It has been a problem for years: South Africa’s maths education. In 2019, six in ten (63%) of Grade 4 and 8 learners didn’t have the mathematical knowledge and skills they should have at their age. In the meantime, matric mathematics pass rates have deteriorated for years. Last year is no exception: According to the Department of Basic Education’s latest national senior certificate examination report, which was published on Monday, only 125.526 of 233.315 candidates (53.8%) who wrote mathematics last year, passed. That is down from 54.6% in 2019. 

The consequences of this are far-reaching, as it feeds into South Africa’s Science, Technology, Engineering and Mathematics (STEM) skills shortage, which has been amplified in the latest National List of Occupations in High Demand (OIHD). Presented in November last year, the document features 345 scarce occupations, of which the bulk – from engineers and biotechnologists to architects and investment professionals – requires concrete mathematics and STEM skills sets.

Experts say the starting point of solving this two-headed crisis is to make STEM subjects such as maths more exciting and desirable, for instance, by tapping into the Fourth Digital Revolution in general and gamification in particular. “This type of technology uses gaming elements in non-game contexts, in this case, education, to fuel children’s natural drive to compete, perform, learn, and socialise whilst maximising their overall learning performance,” says Philip von Ziegler, global head of English markets at Smartick.
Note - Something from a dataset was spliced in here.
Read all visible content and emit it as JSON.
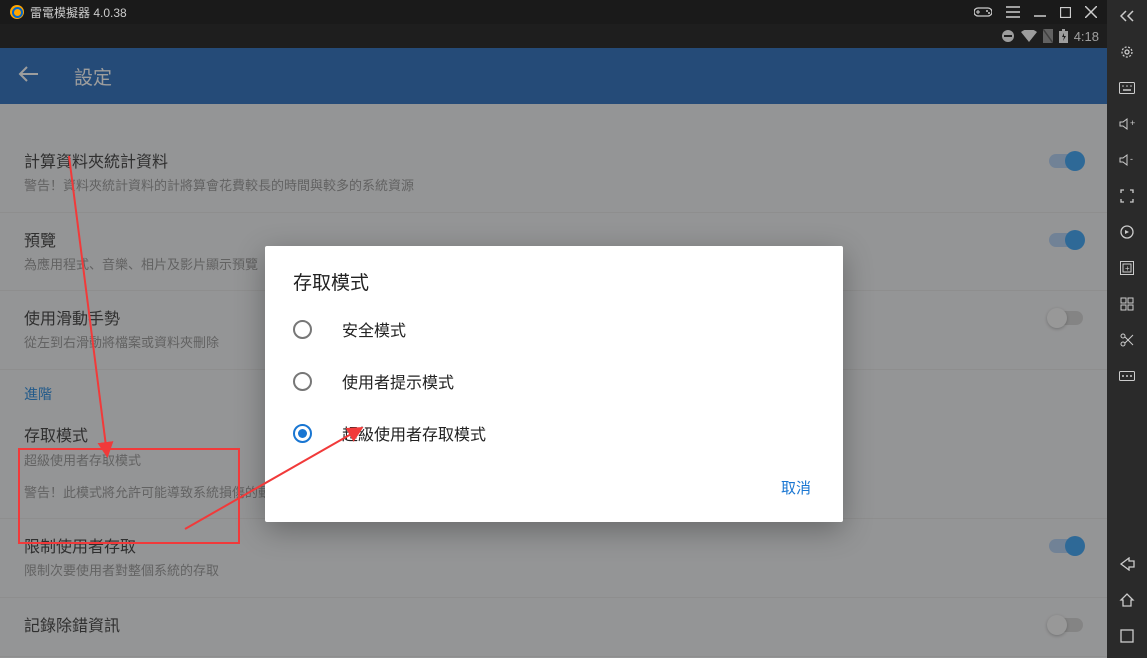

Founded in 2009, the company has produced an Artificial Intelligence (AI)-powered online maths programme that gives children aged 4 to 13 access to a virtual world in exchange for 15-minutes of focused, hardcore maths. “Your performance during these sessions determines your reward in stars and gems, which you can spend in the virtual world to upgrade your Avatar, your Avatar’s house, buy pets, and acquire new clothes. The better you do during your sessions, the more rewards you get, and the more virtual spending power you have,” Von Ziegler says. “This incentivises kids to do their best.”

He explains Smartick’s virtual world is as education-centred as the maths sessions themselves, but in a fun way. “Besides your Avatar’s house, this world comprises a virtual classroom which we have filled with interactive tutorials learners can use to take on more sessions and deepen their knowledge. The virtual boxing gym enables participants to compete against one another in real-time maths sparring sessions,” he says, noting all questions are tailored to each student’s ability thanks to the power of AI.

The brain game section is Smartick’s most important segment, featuring a wide range of brain games that intend to develop learners’ memory, logic, reasoning, critical thinking, focus, physical flexibility, and health. “These, too, are essential skills in day-to-day life.”

Over the past years, Von Ziegler and his colleagues have kept a close eye on the programme’s impact. Some outcomes have been staggering, he says. “Last year, we followed the progress of two children of a domestic worker, a 15-year-old boy and a 10-year-old girl. Both had been struggling with maths for a while and started the programme in May 2020, by doing twenty sessions per month.”  

The girl started with a 52% maths average, which had been her average throughout primary school, and the boy was in the low 40s, Von Ziegler says. “Within four months, she climbed up to 85% whilst the boy, who was outside our age range but lacked a solid maths understanding, achieved a 75% grade, almost double of where he used to be less than a year ago! We did nothing miraculous, besides giving them the tools to strengthen their maths foundation in a fun way.” Whilst helping children improve their maths grades and study prospects is good for them, there are more winners. “It helps nurture the skills we need so badly as a country, locally and from the ground up,” Von Ziegler says, referring to the above-mentioned OIHD-report. “The fact we are not producing the talent we need is badly affecting the private sector, which is forcing them to import employees, but also on the economy as a whole.”